As part of his training he headed down to Devon a few weeks ago to do a 33 miler over Dartmoor. The weather was grim and it was all off-road, so it was more like 1/3 running, 1/3 hiking and 1/3 dragging himself through the mud. But he completed it and thoroughly enjoyed it. He’s also entered the Bovingdon Marathon in December and is contemplating whether he is brave enough to enter the Brecon Beacons 46 miler in mid-November.

Carl Jenkins, who has been training with BAC recently on Tuesday and Thursday nights, was also running. Carl completed the course in 3:42:59, putting him in 314th place.

This was a decent time given that he hadn’t done much proper marathon training in the lead up to the race and it was still 7 minutes quicker than last year.

When he’s on top form though, Carl is a force to be reckoned with, and his PB is 3:02:28 which he did at the Rotary Shakespeare Marathon in Stratford-upon-Avon in 2011.

He’ll now be turning his attention to the ABP Southampton in April where he’ll be running his next marathon. Hopefully, with an adequate amount of training, he should be on course for a much quicker time than the one he’s just posted at at the BMF.

Whilst Jacek was racing over the finish line to seal his glorious victory, Tamzin Petersen was crossing the line for the first time meaning she was now at the 17 mile point in her race.

Tamzin had been aiming for a sub four hour finish and had been following a rigorous training programme in order to get herself the best chance of hitting her target.

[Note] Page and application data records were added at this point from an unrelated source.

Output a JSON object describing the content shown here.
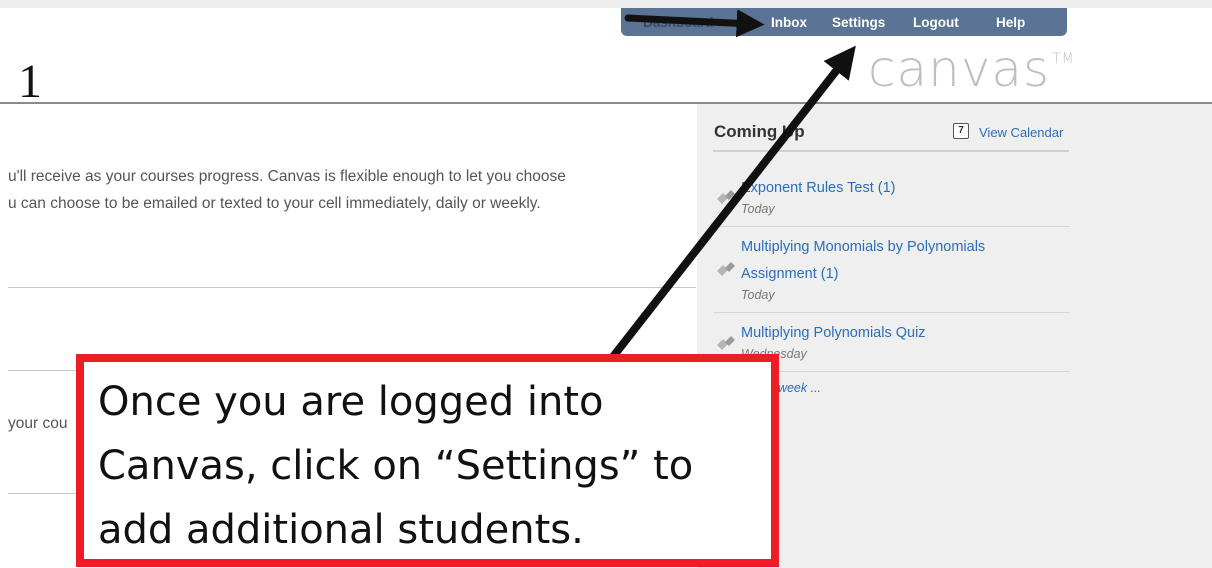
{
  "slide": {
    "number": "1"
  },
  "nav": {
    "faded_link": "Dashboard",
    "links": [
      "Inbox",
      "Settings",
      "Logout",
      "Help"
    ]
  },
  "logo": {
    "text": "canvas",
    "mark": "TM"
  },
  "main": {
    "lines": [
      "u'll receive as your courses progress. Canvas is flexible enough to let you choose",
      "u can choose to be emailed or texted to your cell immediately, daily or weekly.",
      "your cou"
    ]
  },
  "coming_up": {
    "header": "Coming Up",
    "view_calendar": "View Calendar",
    "calendar_icon_glyph": "7",
    "items": [
      {
        "title": "Exponent Rules Test (1)",
        "date": "Today"
      },
      {
        "title_line1": "Multiplying Monomials by Polynomials",
        "title_line2": "Assignment (1)",
        "date": "Today"
      },
      {
        "title": "Multiplying Polynomials Quiz",
        "date": "Wednesday"
      }
    ],
    "past_week": "the past week ..."
  },
  "callout": {
    "lines": [
      "Once you are logged into",
      "Canvas, click on “Settings” to",
      "add additional students."
    ]
  },
  "colors": {
    "navbar": "#5b7394",
    "link": "#2a6ebb",
    "callout_border": "#ee1c24",
    "arrow": "#111111"
  },
  "icons": [
    "calendar-icon",
    "assignment-icon",
    "arrow-icon"
  ]
}
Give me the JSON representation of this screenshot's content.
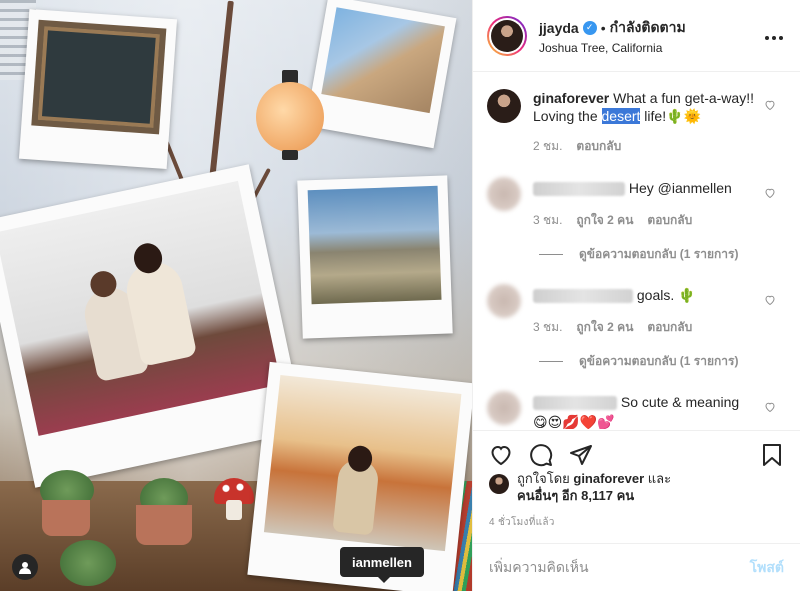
{
  "post": {
    "user_tag_tooltip": "ianmellen"
  },
  "header": {
    "username": "jjayda",
    "verified_mark": "✓",
    "separator": "•",
    "follow_status": "กำลังติดตาม",
    "location": "Joshua Tree, California",
    "more_icon": "more-horizontal-icon"
  },
  "comments": [
    {
      "username": "ginaforever",
      "text_before": "What a fun get-a-way!! Loving the ",
      "highlight": "desert",
      "text_after": " life!🌵🌞",
      "time": "2 ชม.",
      "likes": "",
      "reply": "ตอบกลับ"
    },
    {
      "username_blurred": true,
      "text": "Hey @ianmellen",
      "time": "3 ชม.",
      "likes": "ถูกใจ 2 คน",
      "reply": "ตอบกลับ",
      "view_replies": "ดูข้อความตอบกลับ (1 รายการ)"
    },
    {
      "username_blurred": true,
      "text": "goals. 🌵",
      "time": "3 ชม.",
      "likes": "ถูกใจ 2 คน",
      "reply": "ตอบกลับ",
      "view_replies": "ดูข้อความตอบกลับ (1 รายการ)"
    },
    {
      "username_blurred": true,
      "text": "So cute & meaning",
      "emoji_line": "😋😍💋❤️💕"
    }
  ],
  "likes": {
    "prefix": "ถูกใจโดย ",
    "liker": "ginaforever",
    "and": " และ",
    "others": "คนอื่นๆ อีก 8,117 คน"
  },
  "time_ago": "4 ชั่วโมงที่แล้ว",
  "add_comment": {
    "placeholder": "เพิ่มความคิดเห็น",
    "post_label": "โพสต์"
  },
  "colors": {
    "verified": "#3897f0",
    "link_muted": "#b2dffc",
    "highlight": "#3b78d8"
  }
}
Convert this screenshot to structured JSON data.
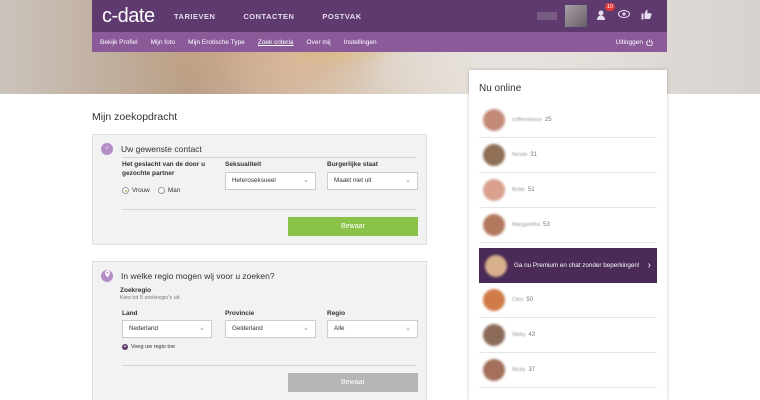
{
  "header": {
    "logo": "c-date",
    "nav": [
      "TARIEVEN",
      "CONTACTEN",
      "POSTVAK"
    ],
    "notification_count": "10",
    "submenu": [
      "Bekijk Profiel",
      "Mijn foto",
      "Mijn Erotische Type",
      "Zoek criteria",
      "Over mij",
      "Instellingen"
    ],
    "active_submenu": "Zoek criteria",
    "logout": "Uitloggen"
  },
  "main": {
    "page_title": "Mijn zoekopdracht",
    "contact_card": {
      "title": "Uw gewenste contact",
      "gender_label": "Het geslacht van de door u gezochte partner",
      "gender_options": [
        "Vrouw",
        "Man"
      ],
      "gender_selected": "Vrouw",
      "sexuality_label": "Seksualiteit",
      "sexuality_value": "Heteroseksueel",
      "status_label": "Burgerlijke staat",
      "status_value": "Maakt niet uit",
      "save": "Bewaar"
    },
    "region_card": {
      "title": "In welke regio mogen wij voor u zoeken?",
      "subtitle": "Zoekregio",
      "hint": "Kies tot 5 zoekregio's uit.",
      "country_label": "Land",
      "country_value": "Nederland",
      "province_label": "Provincie",
      "province_value": "Gelderland",
      "region_label": "Regio",
      "region_value": "Alle",
      "add_region": "Voeg uw regio toe",
      "save": "Bewaar"
    }
  },
  "online": {
    "title": "Nu online",
    "users": [
      {
        "name": "coffeedance",
        "age": "25",
        "color": "#c48a78"
      },
      {
        "name": "Nicole",
        "age": "31",
        "color": "#8f6f55"
      },
      {
        "name": "Bebe",
        "age": "51",
        "color": "#d9a08e"
      },
      {
        "name": "Margaretha",
        "age": "53",
        "color": "#b3795f"
      }
    ],
    "promo": "Ga nu Premium en chat zonder beperkingen!",
    "users2": [
      {
        "name": "Cleo",
        "age": "50",
        "color": "#d07a48"
      },
      {
        "name": "Nikky",
        "age": "43",
        "color": "#8b6a58"
      },
      {
        "name": "Nicky",
        "age": "37",
        "color": "#a46f5b"
      }
    ]
  }
}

This meant four months of extremely long runs, every single weekend.

She got through it though and was poised to do well and give it all she’s got on race day. The first 12 miles went smoothly and felt comfortable although she was running at a slightly faster pace than she’d trained at. Then the trouble started!

She was struck by a massive cramp in her calf. She had also felt this the day before as well and it seemed to have just appeared for no apparent reason. Her hip then started to play up as well which added to the frustration. She then saw her parents who had come to cheer her on and was able to grab some painkillers from them before shuffling on.

She managed to run the next 5 miles, digging in as deeply as she could, determined not to pull out of the race she’d trained so hard for. By the time she got to the 16 mile stage she already knew she wasn’t going to meet any or her goals, or even get a PB. That made the last 10 miles a real mental battle.

To give credit where credit is due, she carried on through and managed to see the race through till the end, which shows a lot of character. Her finishing time was 4:10:22 which put her in 734th place.

Whilst it was not the race she wanted, she lives to fight another day and will no doubt have the mental fortitude to put this behind her and move onto the next challenge. All is not lost though. She has made good progression since starting her marathon training and that progression that she’s made will be far more important to her in the long term than the glory gained from a one-off race.

This highlights one of the most brutal aspects of marathon running. No matter who you are and what training you’ve put in, it all comes down to that 3 or 4 hours of racing in which anything could happen. Suffering cramps toward the end of a race is regular theme for marathon runners and they have ruined many a marathon before and they will do many times again.

At the other end of the scale, if everything goes right, as it did for Jacek, you can achieve something truly momentous that will stay with you forever.

Jacek races to the finish line to complete a magnificent victory in a time of 2:31:59